■ What you are asked to do
The answer must be a single number: the count of lines in the listing that hold the string "Orders".
• • • • • • •
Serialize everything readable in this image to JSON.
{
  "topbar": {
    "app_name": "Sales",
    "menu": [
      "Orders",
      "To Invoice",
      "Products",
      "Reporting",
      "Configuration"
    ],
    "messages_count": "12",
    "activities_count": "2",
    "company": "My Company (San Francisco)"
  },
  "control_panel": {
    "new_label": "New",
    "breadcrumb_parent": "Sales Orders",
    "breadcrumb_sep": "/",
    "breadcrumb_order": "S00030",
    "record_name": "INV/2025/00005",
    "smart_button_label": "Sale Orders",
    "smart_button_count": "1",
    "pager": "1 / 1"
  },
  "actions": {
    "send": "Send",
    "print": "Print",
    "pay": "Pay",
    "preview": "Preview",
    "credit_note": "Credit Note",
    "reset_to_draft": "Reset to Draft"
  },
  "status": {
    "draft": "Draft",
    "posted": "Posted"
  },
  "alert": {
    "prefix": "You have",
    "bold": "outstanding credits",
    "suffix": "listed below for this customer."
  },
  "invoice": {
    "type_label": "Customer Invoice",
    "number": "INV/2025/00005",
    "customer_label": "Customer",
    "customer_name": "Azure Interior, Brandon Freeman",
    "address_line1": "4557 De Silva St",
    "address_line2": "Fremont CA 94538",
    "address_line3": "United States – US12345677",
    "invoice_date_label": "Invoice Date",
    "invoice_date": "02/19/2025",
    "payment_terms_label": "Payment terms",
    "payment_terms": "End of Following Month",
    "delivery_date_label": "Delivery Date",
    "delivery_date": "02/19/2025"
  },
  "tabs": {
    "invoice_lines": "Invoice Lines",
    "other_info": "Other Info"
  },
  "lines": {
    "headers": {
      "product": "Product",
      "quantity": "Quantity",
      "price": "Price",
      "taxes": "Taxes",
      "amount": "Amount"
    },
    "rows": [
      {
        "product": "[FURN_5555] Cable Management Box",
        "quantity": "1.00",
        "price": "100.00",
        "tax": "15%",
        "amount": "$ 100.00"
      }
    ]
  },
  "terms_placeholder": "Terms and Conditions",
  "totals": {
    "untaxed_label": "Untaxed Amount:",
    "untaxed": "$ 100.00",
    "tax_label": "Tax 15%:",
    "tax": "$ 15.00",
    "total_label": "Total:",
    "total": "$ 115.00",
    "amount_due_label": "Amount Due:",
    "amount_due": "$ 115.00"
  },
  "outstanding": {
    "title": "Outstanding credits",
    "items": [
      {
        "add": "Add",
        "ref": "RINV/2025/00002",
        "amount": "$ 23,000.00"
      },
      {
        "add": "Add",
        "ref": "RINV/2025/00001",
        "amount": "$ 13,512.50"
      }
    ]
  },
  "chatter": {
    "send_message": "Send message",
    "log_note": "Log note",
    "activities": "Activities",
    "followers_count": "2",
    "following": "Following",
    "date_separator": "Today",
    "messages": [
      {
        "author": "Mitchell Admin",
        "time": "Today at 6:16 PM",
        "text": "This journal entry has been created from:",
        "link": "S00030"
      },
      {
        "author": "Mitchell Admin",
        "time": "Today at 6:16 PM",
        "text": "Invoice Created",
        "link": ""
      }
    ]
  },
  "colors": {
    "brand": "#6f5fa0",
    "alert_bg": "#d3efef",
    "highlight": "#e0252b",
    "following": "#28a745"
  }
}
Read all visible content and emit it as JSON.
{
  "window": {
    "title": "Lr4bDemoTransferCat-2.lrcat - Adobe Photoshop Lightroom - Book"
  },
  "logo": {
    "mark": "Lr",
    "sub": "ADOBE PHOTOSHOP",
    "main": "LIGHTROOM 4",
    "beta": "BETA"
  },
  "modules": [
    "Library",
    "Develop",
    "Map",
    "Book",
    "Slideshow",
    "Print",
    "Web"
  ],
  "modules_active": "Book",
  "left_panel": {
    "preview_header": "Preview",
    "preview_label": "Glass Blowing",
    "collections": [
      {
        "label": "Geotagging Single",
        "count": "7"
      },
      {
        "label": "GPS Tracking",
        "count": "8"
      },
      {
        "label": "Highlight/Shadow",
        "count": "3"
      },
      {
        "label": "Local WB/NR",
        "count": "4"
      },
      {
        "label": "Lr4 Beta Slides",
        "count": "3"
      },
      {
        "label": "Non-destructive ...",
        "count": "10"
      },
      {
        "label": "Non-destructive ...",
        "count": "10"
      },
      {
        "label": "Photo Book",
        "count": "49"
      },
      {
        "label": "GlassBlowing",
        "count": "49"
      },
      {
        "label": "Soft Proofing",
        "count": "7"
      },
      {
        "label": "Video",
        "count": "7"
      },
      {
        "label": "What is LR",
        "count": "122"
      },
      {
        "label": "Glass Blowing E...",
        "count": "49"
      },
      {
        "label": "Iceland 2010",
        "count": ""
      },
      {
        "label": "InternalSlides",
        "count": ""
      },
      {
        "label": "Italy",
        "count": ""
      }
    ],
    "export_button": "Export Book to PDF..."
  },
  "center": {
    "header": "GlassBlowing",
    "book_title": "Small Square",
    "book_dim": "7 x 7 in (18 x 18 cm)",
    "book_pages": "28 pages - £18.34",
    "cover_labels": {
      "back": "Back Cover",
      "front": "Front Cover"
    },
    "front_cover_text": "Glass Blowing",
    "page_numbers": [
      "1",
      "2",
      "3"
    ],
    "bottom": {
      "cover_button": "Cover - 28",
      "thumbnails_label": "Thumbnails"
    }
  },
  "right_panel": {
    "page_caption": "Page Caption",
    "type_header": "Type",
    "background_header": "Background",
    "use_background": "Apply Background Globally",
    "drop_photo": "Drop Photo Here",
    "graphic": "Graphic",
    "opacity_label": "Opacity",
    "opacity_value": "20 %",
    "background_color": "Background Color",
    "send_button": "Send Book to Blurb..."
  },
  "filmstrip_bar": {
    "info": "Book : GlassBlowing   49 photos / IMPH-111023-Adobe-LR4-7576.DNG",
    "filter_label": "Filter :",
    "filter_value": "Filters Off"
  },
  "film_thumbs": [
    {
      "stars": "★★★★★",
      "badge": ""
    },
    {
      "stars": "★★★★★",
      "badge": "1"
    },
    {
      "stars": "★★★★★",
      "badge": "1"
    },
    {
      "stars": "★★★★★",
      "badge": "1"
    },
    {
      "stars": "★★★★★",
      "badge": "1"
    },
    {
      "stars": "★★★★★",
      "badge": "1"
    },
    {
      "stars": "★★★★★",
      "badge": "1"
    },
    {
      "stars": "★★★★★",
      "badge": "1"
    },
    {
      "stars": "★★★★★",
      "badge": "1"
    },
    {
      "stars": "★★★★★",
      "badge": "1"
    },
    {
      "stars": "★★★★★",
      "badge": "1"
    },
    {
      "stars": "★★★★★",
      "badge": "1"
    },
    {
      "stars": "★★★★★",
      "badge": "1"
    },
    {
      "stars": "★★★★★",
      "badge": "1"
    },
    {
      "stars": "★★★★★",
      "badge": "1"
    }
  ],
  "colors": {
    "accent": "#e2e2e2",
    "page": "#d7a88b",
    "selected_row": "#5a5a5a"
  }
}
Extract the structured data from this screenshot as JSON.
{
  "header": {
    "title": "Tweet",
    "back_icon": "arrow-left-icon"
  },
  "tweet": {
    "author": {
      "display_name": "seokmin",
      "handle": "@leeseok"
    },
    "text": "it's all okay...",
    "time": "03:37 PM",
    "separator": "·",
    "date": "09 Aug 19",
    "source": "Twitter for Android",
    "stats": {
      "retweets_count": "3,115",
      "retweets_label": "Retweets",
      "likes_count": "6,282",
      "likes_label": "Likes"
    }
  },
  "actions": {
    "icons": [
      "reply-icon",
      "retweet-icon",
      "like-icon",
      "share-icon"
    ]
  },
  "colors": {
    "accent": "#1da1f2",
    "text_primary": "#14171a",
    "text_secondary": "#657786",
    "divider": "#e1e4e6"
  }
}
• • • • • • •
■ Exercise answer
3